## TASK TO COMPLETE
Scan the data below for the string "clipboard". Copy every line where it appears.

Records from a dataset

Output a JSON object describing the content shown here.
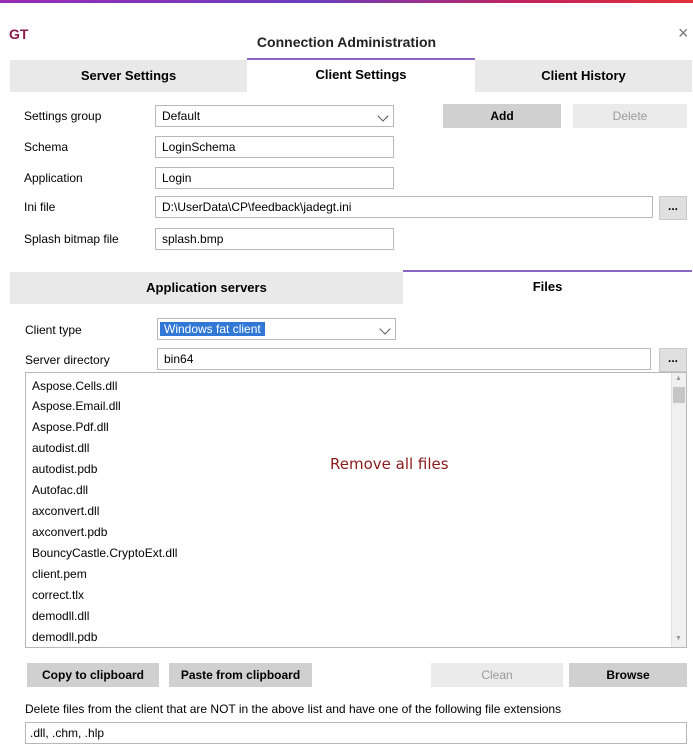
{
  "window": {
    "logo": "GT",
    "title": "Connection Administration",
    "close_glyph": "×"
  },
  "tabs": [
    "Server Settings",
    "Client Settings",
    "Client History"
  ],
  "settings": {
    "settings_group_label": "Settings group",
    "settings_group_value": "Default",
    "schema_label": "Schema",
    "schema_value": "LoginSchema",
    "application_label": "Application",
    "application_value": "Login",
    "ini_label": "Ini file",
    "ini_value": "D:\\UserData\\CP\\feedback\\jadegt.ini",
    "splash_label": "Splash bitmap file",
    "splash_value": "splash.bmp",
    "add_label": "Add",
    "delete_label": "Delete",
    "dots": "..."
  },
  "subtabs": [
    "Application servers",
    "Files"
  ],
  "files": {
    "client_type_label": "Client type",
    "client_type_value": "Windows fat client",
    "server_dir_label": "Server directory",
    "server_dir_value": "bin64",
    "dots": "...",
    "list": [
      "Aspose.Cells.dll",
      "Aspose.Email.dll",
      "Aspose.Pdf.dll",
      "autodist.dll",
      "autodist.pdb",
      "Autofac.dll",
      "axconvert.dll",
      "axconvert.pdb",
      "BouncyCastle.CryptoExt.dll",
      "client.pem",
      "correct.tlx",
      "demodll.dll",
      "demodll.pdb"
    ],
    "remove_all_text": "Remove all files",
    "copy_label": "Copy to clipboard",
    "paste_label": "Paste from clipboard",
    "clean_label": "Clean",
    "browse_label": "Browse",
    "delete_desc": "Delete files from the client that are NOT in the above list and have one of the following file extensions",
    "extensions": ".dll, .chm, .hlp"
  }
}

## ANSWER SPACE
    "copy_label": "Copy to clipboard",
    "paste_label": "Paste from clipboard",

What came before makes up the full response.